**** Given entries

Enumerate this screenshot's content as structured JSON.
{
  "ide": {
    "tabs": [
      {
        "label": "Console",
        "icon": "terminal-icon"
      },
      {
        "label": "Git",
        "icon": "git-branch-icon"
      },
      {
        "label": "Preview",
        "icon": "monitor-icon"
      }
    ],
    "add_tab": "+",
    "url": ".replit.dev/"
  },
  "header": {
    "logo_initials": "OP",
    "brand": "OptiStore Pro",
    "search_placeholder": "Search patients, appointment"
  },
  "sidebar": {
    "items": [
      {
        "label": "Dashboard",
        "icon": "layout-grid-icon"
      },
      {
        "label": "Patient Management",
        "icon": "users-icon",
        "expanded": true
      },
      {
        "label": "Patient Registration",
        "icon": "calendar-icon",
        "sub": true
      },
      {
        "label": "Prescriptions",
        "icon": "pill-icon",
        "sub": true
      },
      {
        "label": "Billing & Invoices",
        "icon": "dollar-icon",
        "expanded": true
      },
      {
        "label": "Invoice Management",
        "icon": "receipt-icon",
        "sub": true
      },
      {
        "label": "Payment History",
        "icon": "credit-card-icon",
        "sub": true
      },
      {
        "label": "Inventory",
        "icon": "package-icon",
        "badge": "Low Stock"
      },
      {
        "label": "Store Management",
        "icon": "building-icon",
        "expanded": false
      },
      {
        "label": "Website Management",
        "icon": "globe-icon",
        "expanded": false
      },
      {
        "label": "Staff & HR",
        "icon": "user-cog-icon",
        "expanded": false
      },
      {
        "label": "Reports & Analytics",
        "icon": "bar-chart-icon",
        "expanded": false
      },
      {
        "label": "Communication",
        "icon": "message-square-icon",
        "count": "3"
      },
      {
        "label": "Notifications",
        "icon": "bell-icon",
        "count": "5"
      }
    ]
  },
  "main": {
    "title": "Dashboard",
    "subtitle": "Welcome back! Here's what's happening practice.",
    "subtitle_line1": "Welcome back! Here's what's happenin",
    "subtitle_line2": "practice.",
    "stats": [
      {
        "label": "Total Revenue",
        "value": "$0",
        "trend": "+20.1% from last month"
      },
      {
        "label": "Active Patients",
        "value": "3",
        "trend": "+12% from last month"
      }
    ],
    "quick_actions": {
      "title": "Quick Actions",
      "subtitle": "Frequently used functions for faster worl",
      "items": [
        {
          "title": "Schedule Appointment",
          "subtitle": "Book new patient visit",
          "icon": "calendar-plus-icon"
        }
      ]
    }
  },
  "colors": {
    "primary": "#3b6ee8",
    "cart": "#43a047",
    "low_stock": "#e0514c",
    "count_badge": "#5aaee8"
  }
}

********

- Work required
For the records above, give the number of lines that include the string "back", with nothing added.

- Solution for this exercise
2